I was writing a PowerShell script to process some dated files in a folder and I was bemused when I discovered my script was picking up files that didn’t appear to match the very specific filter I had used. If you want to play along at home the following commands will create two empty files with very similar names to the ones that confused me (it was also a backed up file that got picked up by mistake):
> mkdir C:\Temp\Test-GCI
> echo. 2>C:\Temp\Test-GCI\File-20140521.txt
> echo. 2>C:\Temp\Test-GCI\File-20140521-Backup.txt
Hopefully you’ll agree with me that the following attempt to match files in the test folder should only match a single file, right?

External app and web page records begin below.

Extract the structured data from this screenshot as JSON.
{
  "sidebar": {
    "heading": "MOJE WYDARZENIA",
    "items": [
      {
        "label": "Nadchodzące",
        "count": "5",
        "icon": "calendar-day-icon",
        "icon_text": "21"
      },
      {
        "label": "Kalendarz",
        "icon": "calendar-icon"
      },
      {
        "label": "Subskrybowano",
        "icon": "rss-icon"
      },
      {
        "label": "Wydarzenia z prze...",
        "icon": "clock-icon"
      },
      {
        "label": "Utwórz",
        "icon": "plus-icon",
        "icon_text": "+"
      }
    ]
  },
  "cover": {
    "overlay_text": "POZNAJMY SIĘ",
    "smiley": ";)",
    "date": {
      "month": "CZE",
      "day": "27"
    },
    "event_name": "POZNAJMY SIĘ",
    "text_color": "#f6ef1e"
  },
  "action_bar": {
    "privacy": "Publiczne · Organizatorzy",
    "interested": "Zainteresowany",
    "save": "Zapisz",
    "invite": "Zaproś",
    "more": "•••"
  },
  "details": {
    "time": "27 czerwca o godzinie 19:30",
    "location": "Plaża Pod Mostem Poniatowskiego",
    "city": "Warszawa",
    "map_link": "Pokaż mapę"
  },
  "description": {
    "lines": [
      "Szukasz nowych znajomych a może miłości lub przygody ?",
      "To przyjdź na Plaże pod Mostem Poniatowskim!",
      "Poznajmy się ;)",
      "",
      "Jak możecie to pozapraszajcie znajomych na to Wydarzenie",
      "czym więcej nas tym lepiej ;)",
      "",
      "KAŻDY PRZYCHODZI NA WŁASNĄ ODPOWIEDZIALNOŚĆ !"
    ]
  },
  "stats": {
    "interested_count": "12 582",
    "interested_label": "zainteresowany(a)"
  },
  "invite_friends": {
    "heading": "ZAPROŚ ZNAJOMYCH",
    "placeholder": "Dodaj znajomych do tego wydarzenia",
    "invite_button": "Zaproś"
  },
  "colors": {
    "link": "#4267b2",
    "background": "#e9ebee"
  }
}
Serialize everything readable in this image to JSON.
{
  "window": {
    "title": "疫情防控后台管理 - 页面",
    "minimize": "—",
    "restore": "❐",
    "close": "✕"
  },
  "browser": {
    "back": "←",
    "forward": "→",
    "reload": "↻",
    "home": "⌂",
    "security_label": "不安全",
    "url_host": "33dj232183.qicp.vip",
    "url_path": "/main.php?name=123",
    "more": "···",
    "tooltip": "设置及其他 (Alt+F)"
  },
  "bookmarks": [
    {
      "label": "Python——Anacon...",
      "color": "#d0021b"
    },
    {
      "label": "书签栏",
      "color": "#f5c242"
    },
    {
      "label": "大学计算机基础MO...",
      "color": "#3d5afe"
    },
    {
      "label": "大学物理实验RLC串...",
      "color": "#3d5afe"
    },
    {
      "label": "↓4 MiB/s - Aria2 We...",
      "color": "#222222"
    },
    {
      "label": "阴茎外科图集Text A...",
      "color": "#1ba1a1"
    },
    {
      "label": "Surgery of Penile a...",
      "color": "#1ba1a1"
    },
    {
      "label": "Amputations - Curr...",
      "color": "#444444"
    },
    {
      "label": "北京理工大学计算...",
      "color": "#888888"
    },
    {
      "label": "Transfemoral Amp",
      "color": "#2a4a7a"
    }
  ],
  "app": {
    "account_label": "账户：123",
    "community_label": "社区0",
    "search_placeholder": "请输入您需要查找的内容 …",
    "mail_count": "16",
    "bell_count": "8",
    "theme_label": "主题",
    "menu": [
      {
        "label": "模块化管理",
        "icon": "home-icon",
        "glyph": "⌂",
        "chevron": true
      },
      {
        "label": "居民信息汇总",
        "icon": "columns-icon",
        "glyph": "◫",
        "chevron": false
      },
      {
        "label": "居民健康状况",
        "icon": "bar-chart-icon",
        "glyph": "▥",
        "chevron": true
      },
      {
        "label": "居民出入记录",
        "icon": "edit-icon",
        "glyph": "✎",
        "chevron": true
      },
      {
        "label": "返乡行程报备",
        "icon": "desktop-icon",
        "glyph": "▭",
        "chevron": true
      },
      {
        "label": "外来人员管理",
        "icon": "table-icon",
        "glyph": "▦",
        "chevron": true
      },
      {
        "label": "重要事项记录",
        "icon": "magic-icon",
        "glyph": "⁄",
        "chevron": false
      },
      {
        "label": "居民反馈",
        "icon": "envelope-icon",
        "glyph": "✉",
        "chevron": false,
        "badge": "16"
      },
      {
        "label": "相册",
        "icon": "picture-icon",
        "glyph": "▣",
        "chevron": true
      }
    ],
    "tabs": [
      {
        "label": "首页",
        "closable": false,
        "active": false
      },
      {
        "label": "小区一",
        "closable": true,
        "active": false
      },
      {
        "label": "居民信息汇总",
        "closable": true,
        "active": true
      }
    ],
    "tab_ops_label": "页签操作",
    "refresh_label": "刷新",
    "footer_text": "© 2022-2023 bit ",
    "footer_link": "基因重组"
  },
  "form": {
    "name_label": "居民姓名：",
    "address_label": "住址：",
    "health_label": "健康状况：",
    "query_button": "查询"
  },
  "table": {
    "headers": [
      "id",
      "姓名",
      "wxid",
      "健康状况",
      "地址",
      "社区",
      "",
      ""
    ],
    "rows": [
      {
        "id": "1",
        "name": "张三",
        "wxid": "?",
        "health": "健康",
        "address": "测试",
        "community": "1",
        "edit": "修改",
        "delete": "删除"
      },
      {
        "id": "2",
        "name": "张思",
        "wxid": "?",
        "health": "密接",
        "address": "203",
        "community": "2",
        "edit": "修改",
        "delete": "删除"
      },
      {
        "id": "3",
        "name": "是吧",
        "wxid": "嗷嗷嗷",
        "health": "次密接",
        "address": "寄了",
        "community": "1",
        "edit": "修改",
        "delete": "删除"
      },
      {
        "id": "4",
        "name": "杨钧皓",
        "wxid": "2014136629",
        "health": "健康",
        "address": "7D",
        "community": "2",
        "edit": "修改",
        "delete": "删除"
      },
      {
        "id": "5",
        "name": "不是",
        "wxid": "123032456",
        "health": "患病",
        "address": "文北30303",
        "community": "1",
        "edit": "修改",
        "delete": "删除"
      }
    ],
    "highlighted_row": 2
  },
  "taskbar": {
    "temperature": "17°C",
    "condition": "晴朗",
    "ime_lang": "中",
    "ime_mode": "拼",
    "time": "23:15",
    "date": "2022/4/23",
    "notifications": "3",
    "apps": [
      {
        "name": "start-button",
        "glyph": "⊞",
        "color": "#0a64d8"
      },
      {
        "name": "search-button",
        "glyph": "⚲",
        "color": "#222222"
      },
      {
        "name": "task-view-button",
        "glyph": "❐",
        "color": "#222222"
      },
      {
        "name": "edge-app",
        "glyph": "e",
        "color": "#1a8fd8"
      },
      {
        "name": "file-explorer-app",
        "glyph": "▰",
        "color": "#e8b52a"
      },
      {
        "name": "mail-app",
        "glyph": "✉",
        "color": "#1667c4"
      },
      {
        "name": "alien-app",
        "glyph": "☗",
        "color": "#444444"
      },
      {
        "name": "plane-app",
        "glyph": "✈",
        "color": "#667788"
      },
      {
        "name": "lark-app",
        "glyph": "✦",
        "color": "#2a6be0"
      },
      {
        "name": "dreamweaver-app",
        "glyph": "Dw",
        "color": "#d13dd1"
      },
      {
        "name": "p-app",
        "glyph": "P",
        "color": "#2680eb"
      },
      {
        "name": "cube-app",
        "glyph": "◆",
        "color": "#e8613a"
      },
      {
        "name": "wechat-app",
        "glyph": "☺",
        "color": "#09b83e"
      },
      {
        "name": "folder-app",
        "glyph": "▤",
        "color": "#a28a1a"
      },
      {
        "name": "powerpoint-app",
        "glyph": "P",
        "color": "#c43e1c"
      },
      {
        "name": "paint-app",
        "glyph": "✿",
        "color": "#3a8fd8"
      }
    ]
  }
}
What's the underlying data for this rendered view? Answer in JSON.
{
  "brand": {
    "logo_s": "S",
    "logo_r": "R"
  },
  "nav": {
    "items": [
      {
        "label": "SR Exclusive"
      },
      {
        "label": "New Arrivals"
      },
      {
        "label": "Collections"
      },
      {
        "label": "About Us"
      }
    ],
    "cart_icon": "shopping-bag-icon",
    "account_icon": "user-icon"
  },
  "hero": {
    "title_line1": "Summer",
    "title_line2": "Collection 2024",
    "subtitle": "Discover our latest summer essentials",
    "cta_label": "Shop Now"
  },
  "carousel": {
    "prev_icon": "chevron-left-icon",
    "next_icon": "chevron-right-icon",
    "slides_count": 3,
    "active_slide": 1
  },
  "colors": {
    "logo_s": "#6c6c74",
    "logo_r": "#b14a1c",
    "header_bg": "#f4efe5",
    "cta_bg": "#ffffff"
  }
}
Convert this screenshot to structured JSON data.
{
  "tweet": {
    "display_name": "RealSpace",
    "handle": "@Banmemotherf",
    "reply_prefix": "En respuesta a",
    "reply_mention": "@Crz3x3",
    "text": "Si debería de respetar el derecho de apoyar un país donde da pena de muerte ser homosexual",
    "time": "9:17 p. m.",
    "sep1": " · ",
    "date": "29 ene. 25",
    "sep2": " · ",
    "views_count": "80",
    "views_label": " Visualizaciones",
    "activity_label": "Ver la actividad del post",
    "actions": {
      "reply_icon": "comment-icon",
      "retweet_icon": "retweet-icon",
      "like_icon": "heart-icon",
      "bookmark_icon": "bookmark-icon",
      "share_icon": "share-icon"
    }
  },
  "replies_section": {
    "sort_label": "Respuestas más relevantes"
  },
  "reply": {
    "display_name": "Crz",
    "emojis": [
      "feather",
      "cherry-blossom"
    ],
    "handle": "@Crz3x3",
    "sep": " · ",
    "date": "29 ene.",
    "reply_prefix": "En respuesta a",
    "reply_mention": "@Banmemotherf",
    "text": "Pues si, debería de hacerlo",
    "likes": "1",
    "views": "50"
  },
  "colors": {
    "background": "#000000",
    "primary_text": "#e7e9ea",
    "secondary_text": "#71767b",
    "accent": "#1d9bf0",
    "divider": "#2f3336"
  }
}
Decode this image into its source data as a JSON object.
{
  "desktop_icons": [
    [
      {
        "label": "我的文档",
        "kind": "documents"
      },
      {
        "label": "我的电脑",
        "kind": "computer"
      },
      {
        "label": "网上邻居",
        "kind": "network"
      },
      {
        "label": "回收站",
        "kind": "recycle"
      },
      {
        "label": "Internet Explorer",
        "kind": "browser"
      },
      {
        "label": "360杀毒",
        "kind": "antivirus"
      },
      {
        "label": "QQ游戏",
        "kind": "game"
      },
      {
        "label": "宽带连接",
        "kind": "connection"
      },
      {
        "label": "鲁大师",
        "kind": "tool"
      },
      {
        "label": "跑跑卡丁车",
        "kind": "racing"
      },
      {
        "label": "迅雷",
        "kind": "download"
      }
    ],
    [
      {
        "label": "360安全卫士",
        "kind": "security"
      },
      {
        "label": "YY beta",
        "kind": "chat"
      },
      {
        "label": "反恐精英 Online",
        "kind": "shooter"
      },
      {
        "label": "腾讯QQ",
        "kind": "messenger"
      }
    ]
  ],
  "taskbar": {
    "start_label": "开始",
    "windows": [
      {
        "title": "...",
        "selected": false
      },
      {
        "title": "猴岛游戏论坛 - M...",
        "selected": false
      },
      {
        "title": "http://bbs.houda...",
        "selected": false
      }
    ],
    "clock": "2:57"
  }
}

After all the mask only uses the ? character which matches a single character, unlike * which can match many.
> PowerShell “Get-ChildItem -Path C:\Temp\Test-GCI
-Filter File-????????.txt | select Name”
Eh? That can’t be right. So I started doing some googling and came across some StackOverflow posts like this one which mentions that the -Filter switch behaves differently to the -Like operator. The Get-ChildItem documentation tells you that -Filter is probably more efficient but the semantics are those of the underlying provider, not PowerShell’s. Doing a “dir File-????????.txt” gives the same unexpected result which ties up with the PowerShell documentation.
The solution seems to be to include the file mask in the -Path argument instead of using the separate -Filter switch:
> PowerShell “Get-ChildItem -Path (Join-Path C:\Temp\Test-GCI File-????????.txt) | select Name”
OK, problem solved. But what’s curious here is that it doesn’t match what you get if you do “dir C:\Temp\Test-GCI\File-????????.txt” which is an interesting inconsistency that might trip you up if you’re going the other way round (testing with dir and then using the pattern with Get-ChildItem).
If you want to know why the native mask behaves like it does then you need to read Raymond Chen’s 2007 blog post “How did wildcards work in MS-DOS?”.